Records supplied ->
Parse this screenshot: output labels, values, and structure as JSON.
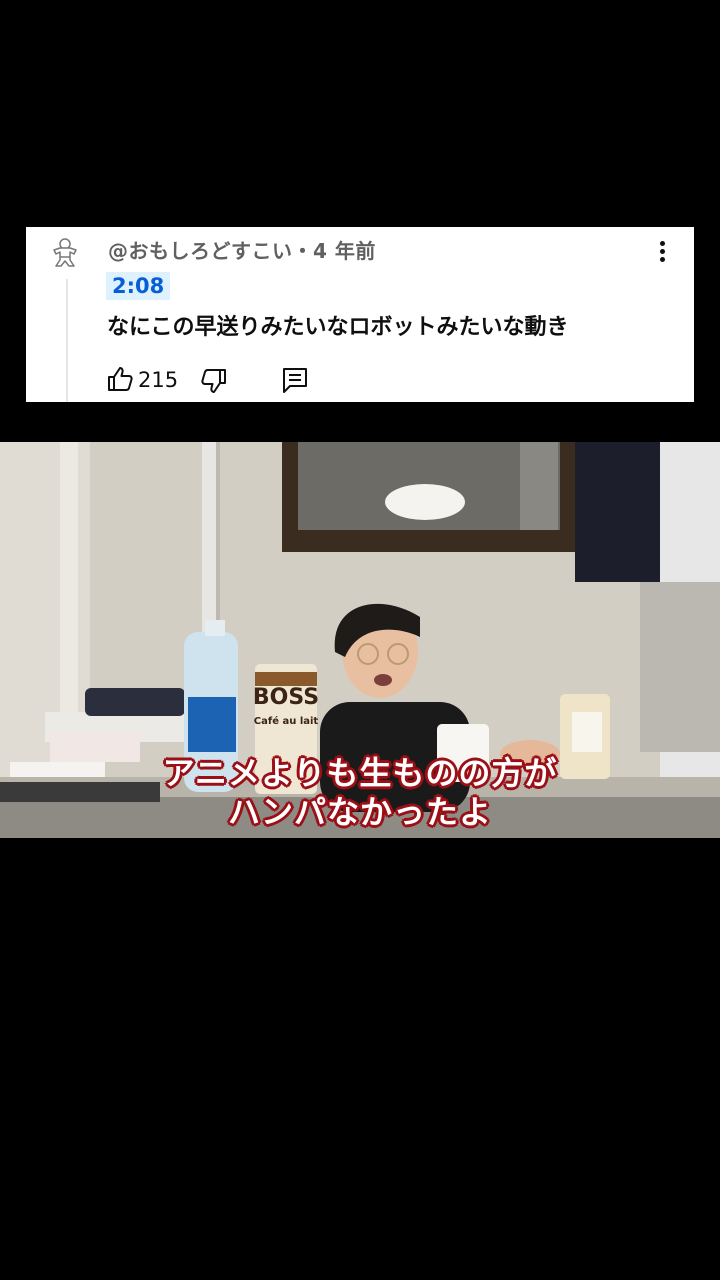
{
  "comment": {
    "author": "@おもしろどすこい",
    "separator": "・",
    "age": "4 年前",
    "timestamp": "2:08",
    "text": "なにこの早送りみたいなロボットみたいな動き",
    "like_count": "215"
  },
  "video": {
    "caption_line1": "アニメよりも生ものの方が",
    "caption_line2": "ハンパなかったよ",
    "can_label": "BOSS",
    "can_sub": "Café au lait"
  },
  "colors": {
    "timestamp_bg": "#def1ff",
    "timestamp_text": "#065fd4",
    "caption_outline": "#9b0f17"
  }
}
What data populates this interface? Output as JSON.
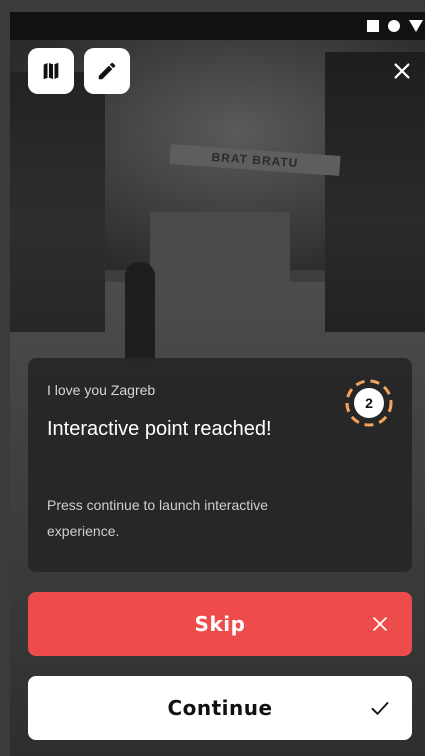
{
  "status_bar": {
    "icons": [
      "square-icon",
      "circle-icon",
      "triangle-icon"
    ]
  },
  "toolbar": {
    "map_icon": "map-icon",
    "edit_icon": "pencil-icon",
    "close_icon": "close-icon"
  },
  "background": {
    "banner_text": "BRAT BRATU"
  },
  "card": {
    "subtitle": "I love you Zagreb",
    "title": "Interactive point reached!",
    "description": "Press continue to launch interactive experience.",
    "badge_number": "2",
    "badge_color": "#f5a25d"
  },
  "buttons": {
    "skip_label": "Skip",
    "skip_color": "#ee4b4b",
    "continue_label": "Continue",
    "continue_color": "#ffffff"
  }
}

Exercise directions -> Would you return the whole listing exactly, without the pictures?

Output for this exercise ->
Parse this screenshot: output labels, values, and structure as JSON.
{
  "comment": {
    "author": "@おもしろどすこい",
    "separator": "・",
    "age": "4 年前",
    "timestamp": "2:08",
    "text": "なにこの早送りみたいなロボットみたいな動き",
    "like_count": "215"
  },
  "video": {
    "caption_line1": "アニメよりも生ものの方が",
    "caption_line2": "ハンパなかったよ",
    "can_label": "BOSS",
    "can_sub": "Café au lait"
  },
  "colors": {
    "timestamp_bg": "#def1ff",
    "timestamp_text": "#065fd4",
    "caption_outline": "#9b0f17"
  }
}
What data populates this interface? Output as JSON.
{
  "status_bar": {
    "icons": [
      "square-icon",
      "circle-icon",
      "triangle-icon"
    ]
  },
  "toolbar": {
    "map_icon": "map-icon",
    "edit_icon": "pencil-icon",
    "close_icon": "close-icon"
  },
  "background": {
    "banner_text": "BRAT BRATU"
  },
  "card": {
    "subtitle": "I love you Zagreb",
    "title": "Interactive point reached!",
    "description": "Press continue to launch interactive experience.",
    "badge_number": "2",
    "badge_color": "#f5a25d"
  },
  "buttons": {
    "skip_label": "Skip",
    "skip_color": "#ee4b4b",
    "continue_label": "Continue",
    "continue_color": "#ffffff"
  }
}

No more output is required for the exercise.